15 February 2021
Abel Vijayakumar is enrolled in our MAS in Transitional Justice, Human Rights and the Rule of Law (MTJ). In this interview, he tells about the programme and life in Geneva.
I am Abel Vijayakumar and I am from Malaysia. I am professionally trained as a lawyer and have been actively involved in human rights issues in Southeast and South Asia while pursuing my MA in Human Rights and Democratization at Mahidol University and the University of Colombo.
During my time in Thailand and Sri Lanka, I have interned and volunteered in domestic and international civil society organization that dealt with various issues, including the refugee crisis and transitional justice. Before starting the MTJ at the Geneva Academy, I was working as a Law and Policy Officer focusing on economic social and cultural rights at the Human Rights Commission of Malaysia.

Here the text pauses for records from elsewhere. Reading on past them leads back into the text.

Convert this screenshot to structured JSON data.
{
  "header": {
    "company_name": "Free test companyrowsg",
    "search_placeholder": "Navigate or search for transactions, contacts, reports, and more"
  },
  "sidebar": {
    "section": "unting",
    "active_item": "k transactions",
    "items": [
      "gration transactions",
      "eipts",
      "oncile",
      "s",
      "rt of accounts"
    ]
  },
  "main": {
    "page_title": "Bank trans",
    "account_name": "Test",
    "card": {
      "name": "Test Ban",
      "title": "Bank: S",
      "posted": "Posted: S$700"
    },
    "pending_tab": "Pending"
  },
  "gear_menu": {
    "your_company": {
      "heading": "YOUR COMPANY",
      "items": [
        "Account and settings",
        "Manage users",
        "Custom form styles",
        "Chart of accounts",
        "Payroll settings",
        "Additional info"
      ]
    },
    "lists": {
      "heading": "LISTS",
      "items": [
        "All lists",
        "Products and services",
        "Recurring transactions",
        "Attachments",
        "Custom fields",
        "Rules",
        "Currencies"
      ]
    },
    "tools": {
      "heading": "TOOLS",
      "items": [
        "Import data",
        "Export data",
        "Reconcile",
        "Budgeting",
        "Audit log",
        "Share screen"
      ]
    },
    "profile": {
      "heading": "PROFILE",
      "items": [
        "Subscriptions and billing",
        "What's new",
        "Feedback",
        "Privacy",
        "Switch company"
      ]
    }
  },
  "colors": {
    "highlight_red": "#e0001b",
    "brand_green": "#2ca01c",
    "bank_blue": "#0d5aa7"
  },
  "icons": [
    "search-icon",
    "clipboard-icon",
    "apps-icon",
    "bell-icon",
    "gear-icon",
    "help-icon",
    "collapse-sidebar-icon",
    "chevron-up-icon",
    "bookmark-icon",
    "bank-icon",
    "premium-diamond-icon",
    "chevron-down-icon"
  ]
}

My interest in transitional justice (TJ) started when I was in Sri Lanka working on TJ related issues. There, I realized that I required a deeper understanding of the legal, policy and comparative jurisdictional components of this field. TJ is traditionally used in post-conflict scenarios, but I believe it is possible to make it more fluid and implement it alongside policy approaches to other situations and contexts.

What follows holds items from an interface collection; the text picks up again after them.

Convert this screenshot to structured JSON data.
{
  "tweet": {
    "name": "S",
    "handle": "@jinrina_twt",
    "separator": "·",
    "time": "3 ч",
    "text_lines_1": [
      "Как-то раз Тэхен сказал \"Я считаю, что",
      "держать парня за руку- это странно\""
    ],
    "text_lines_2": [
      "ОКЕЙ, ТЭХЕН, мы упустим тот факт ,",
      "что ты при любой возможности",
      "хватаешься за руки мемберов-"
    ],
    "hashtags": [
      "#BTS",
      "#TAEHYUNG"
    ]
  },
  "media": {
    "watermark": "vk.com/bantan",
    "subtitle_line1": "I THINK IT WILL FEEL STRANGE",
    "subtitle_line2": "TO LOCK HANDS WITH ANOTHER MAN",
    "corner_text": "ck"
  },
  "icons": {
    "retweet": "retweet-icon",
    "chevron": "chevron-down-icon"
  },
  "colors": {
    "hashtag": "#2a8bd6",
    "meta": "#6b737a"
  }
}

The Geneva Academy, as a leading institution for research and education in TJ, was undoubtedly an excellent choice for me to pursue my further specialization in TJ and human rights.

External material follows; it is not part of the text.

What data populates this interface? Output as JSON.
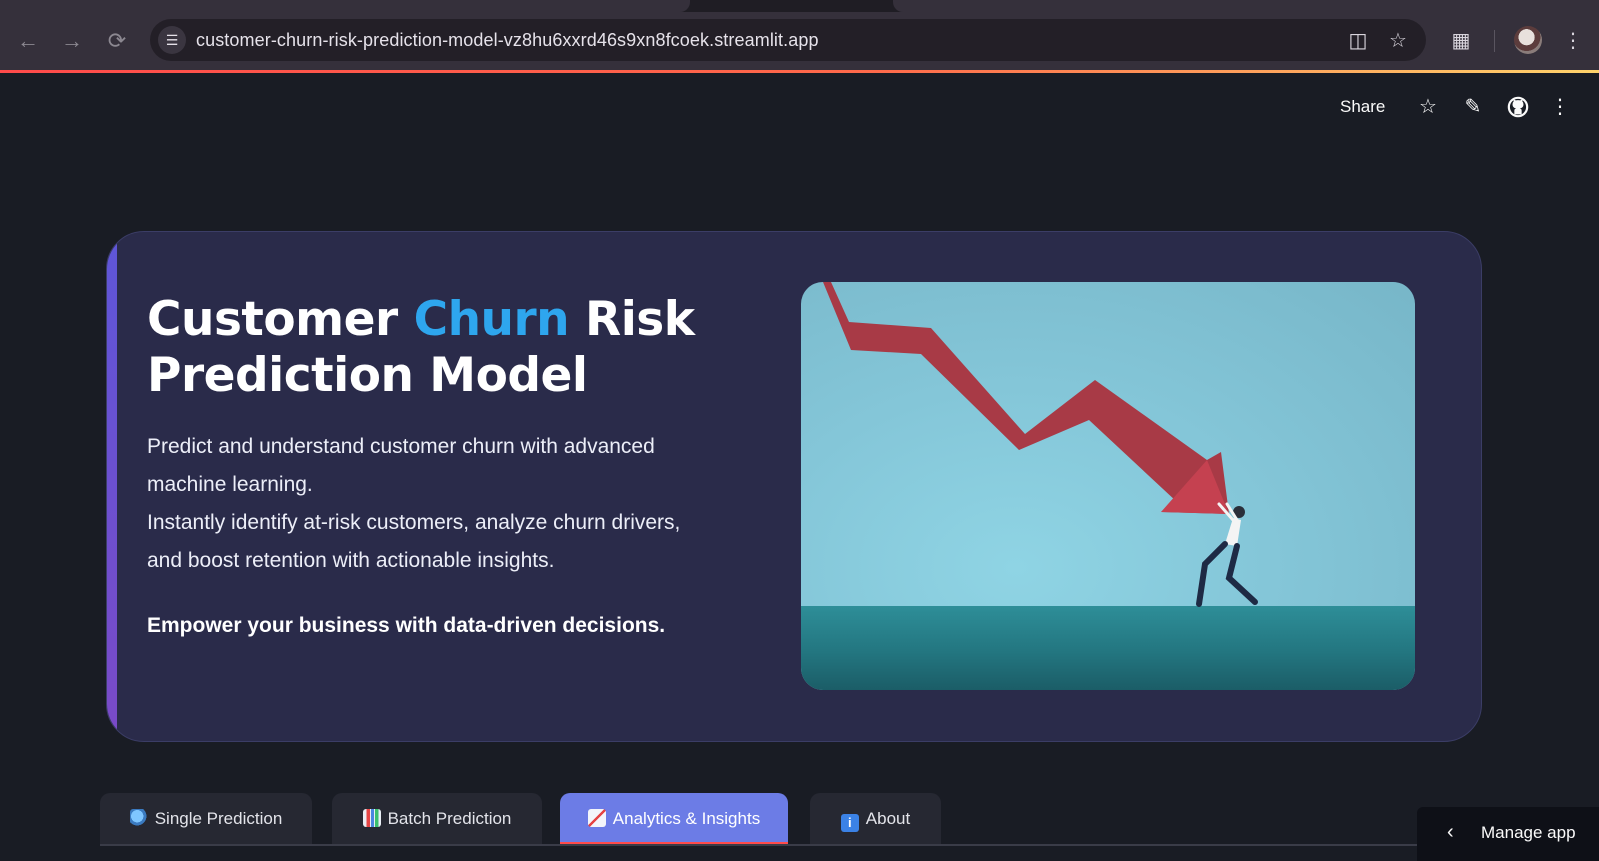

Having to do this programme during a global pandemic is not necessarily ideal. However, my learning and unlearning experiences from my classmates from all over the world is definitely the most enriching part of this programme. I also enjoy engaging with the various experts and academics who are teaching in the programme.
Yes, definitely. The programme is tailored in a way that is it suitable for anyone who wants to work on TJ or get into academia.
I am very open to any opportunities that could come my way, but I would really like to be on the ground and work in spaces where TJ processes are taking place. I am also interested to start the conversation on expanding the TJ mechanisms to use them in other contexts like the climate emergency or decolonization.
Place de la Navigation is in the Paquis neighbourhood where I live. This neighbourhood is probably the most diverse place in Geneva, and I enjoy walking around here and listening to the many languages spoken.
UN Photo / Jean-Marc Ferré
The Geneva Academy is deeply saddened by the sudden passing of Professor Christof Heyns. He was an incredible force of inspiration for all of us at the Geneva Academy – students, researchers and professors.
Abel Vijayakumar is enrolled in our MAS in Transitional Justice, Human Rights and the Rule of LAW (MTJ). In this interview he tells about the programme and life in Geneva.
The 2021 Annual Conference will discuss the connectivity between national human rights actors and the Geneva-based international mechanisms.
Francisco Proner / Farpa/ CIDH
This short course, which can be followed in Geneva or online, aims at presenting the institutions and procedures in charge of the implementation of international human rights law.
This short course, which can be followed in Geneva or online, reviews the origins of international criminal law, its relationship with the international legal order including the UN Security Council and its coexistence with national justice institutions. The scope of international crimes – genocide, crimes against humanity, war crimes and the crime of aggression – is considered alongside initiatives to expand or add to these categories.
Olivier Chamard/Geneva Academy
We are a partner of the Human Rights, Big Data and Technology Project, housed at the University of Essex’s Human Rights Centre, which aims to map and analyse the human rights challenges and opportunities presented by the use of big data and associated technologies. It notably examines whether fundamental human rights concepts and approaches need to be updated and adapted to meet the new realities of the digital age.
UN PHOTO /Jean Marc Ferre